Lewis and Clark Caverns State Park lies just west of the town of Three Forks, Montana, in the northern part of the US. Near this cavern system, the explorers Lewis and Clark split up to find horses and the Mississippi River. Lewis and Clark never explored the caverns, but Native Americans knew of their existence long before the expedition. The caverns have been expanded and commercialized for tours since 1900, and have been studied in their entire current extent by a geologist named Rich Aram (his maps are available on T-shirts at the gift shop).

Public 2 hour tours are available, but they are limited to May 1-September 30 due to weather. The public tours are lit (sometimes with cool lights, as in the photo) and your guide has a flashlight. When they turn out the lights it’s really dark – super cool, but not for the faint of heart! The cavern is also cooler than outside (wear a jacket!), has some parts where you can look down into the depths of the cavern with just a flimsy rail supporting you, and there is a lot of walking (over 3 km!). I am unsure about ADA, so please call ahead with concerns!

Geology of the Caverns

The caverns have been slowly dissolved away in beds of Madison Limestone (Mississippian in age, ~350 million years old), which was later uplifted during the Laramide orogeny (~70-50 million years ago). Water flowing through the limestone found weaknesses in the jointing and dissolved the large holes that now make up the caverns. It is likely that a majority of cavern excavation occurred in connection with periods of glaciation (Ice Ages), because of the large amount of water required to create such massive caverns. Geology, yay!
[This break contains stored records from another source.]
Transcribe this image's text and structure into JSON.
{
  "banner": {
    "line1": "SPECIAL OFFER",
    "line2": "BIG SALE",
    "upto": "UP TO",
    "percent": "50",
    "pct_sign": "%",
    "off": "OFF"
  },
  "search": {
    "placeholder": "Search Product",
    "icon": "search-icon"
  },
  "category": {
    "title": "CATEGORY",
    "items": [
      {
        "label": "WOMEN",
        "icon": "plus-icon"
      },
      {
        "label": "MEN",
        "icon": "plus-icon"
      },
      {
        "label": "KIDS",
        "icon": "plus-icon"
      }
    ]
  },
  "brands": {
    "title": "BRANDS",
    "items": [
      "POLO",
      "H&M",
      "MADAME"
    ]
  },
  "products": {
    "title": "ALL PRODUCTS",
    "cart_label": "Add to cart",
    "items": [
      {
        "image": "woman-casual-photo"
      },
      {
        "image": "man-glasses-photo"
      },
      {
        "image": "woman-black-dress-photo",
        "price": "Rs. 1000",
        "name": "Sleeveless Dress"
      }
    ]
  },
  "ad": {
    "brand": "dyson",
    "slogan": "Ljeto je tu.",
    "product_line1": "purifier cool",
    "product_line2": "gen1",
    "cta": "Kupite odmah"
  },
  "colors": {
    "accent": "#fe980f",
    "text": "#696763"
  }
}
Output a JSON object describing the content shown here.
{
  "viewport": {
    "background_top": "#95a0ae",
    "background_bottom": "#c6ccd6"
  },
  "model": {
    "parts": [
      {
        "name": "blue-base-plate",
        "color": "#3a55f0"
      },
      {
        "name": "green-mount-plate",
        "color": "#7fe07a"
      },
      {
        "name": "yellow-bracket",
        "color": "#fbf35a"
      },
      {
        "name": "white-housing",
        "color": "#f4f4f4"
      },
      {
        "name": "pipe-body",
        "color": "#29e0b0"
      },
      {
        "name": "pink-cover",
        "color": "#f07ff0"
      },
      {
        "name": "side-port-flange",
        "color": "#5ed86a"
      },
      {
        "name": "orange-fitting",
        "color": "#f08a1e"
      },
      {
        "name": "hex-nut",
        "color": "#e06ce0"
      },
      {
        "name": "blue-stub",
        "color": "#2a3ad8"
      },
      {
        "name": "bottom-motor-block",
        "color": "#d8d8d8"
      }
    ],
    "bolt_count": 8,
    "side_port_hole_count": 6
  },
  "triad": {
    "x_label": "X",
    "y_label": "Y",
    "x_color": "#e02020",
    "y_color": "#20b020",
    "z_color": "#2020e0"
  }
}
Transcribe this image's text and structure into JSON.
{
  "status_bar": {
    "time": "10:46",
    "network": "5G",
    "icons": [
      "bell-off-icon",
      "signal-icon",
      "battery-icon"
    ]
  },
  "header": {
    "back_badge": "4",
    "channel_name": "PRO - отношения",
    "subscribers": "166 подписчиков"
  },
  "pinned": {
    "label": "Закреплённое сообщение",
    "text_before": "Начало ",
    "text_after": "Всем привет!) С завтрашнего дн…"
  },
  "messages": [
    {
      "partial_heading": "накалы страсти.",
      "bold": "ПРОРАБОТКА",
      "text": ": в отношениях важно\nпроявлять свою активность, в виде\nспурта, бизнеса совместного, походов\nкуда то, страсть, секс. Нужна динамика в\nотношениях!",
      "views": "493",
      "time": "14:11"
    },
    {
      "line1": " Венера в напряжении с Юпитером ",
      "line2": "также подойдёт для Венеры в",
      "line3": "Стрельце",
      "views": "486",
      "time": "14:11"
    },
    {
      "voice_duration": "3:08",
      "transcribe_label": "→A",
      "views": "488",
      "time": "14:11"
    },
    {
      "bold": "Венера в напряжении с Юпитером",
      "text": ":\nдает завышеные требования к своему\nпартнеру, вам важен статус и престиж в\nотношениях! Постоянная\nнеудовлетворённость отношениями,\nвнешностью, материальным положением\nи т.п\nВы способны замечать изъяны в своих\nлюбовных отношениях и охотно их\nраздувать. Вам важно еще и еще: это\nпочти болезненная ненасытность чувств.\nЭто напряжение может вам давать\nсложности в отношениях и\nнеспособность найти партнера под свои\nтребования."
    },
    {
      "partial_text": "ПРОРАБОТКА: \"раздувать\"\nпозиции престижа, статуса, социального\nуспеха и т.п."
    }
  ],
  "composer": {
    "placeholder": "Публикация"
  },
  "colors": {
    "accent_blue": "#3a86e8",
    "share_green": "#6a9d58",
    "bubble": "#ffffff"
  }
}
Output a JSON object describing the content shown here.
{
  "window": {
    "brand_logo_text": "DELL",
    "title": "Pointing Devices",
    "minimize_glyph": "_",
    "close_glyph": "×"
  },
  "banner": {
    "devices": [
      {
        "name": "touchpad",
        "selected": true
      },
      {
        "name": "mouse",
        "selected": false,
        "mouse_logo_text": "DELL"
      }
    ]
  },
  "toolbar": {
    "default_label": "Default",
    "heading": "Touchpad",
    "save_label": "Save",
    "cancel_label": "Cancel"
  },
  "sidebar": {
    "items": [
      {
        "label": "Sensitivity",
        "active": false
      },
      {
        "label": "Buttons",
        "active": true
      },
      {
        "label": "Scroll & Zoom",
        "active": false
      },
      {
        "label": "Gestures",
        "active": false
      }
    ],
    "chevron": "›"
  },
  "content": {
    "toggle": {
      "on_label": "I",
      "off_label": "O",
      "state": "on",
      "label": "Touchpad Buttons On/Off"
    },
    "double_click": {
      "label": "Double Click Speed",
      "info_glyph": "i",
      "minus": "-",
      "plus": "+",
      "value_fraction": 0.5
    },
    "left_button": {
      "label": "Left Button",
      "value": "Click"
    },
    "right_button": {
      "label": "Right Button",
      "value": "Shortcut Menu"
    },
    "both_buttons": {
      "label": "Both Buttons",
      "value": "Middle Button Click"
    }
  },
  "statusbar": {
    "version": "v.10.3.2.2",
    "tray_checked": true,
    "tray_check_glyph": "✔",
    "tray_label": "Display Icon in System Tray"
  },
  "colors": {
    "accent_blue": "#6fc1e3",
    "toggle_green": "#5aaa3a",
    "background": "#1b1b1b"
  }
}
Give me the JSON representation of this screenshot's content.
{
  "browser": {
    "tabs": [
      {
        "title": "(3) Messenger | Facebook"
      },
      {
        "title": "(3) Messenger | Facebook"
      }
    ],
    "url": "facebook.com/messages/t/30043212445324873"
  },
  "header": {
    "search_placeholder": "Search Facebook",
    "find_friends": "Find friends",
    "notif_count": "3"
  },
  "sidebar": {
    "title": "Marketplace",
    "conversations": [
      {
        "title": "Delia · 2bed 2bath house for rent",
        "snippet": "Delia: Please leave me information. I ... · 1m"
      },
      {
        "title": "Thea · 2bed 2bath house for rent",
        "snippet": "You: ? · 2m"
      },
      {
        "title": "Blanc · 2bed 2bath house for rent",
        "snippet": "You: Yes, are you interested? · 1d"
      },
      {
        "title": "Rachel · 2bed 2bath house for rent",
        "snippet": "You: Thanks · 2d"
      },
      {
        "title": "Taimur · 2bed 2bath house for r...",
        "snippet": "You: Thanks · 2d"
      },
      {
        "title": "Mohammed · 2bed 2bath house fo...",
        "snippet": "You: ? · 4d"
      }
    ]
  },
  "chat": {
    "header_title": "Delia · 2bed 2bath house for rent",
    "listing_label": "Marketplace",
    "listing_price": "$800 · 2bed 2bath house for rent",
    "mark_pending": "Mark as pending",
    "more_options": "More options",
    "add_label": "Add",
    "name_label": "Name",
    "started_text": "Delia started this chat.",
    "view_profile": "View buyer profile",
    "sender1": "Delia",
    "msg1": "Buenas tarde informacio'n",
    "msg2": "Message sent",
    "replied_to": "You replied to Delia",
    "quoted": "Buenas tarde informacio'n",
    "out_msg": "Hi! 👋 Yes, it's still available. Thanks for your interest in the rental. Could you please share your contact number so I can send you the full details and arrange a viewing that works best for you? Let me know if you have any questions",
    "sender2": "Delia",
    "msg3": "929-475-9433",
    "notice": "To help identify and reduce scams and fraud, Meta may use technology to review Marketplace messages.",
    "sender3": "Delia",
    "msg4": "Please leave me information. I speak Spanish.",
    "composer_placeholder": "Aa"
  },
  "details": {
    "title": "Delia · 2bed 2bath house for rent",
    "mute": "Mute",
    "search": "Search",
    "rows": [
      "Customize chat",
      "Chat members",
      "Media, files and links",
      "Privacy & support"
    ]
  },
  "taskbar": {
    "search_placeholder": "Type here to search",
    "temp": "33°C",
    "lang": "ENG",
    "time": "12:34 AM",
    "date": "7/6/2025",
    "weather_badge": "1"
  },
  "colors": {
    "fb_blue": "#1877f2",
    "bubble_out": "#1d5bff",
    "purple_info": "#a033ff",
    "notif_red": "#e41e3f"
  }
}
Why “One Love”??

Why is this a good candidate for the “One Love” photo challenge? Well, when I visited the caverns I took a geology tour and I got to hear about stalactites and stalagmites, as well as geological processes in cave formation. However, if you take the normal tour (which is a lot of fun! and no big, boring geology words so it’s great for families), they will point out some of the more interesting cave formations, including one that they call “Romeo & Juliet” – because it resembles the lovers outside a tower, perhaps when they meet their fate. (That’s the love part…)

The Photo

I’m not sure if I took a photo of that part, because I took the geology tour and not the public tour, but this photo was taken when they turned on some of the lighting that they use for the public tours. The effect from the blur of the camera and the lighting I think makes a spectacular effect I could never replicate if I tried ^^ However, the pink color, the Romeo & Juliet story, and my love of geology sort of combine into the best representation of the theme I could muster!

What do you think of my interpretation of “One Love”? Have you ever visited the Lewis & Clark Caverns? Let me know in the comments!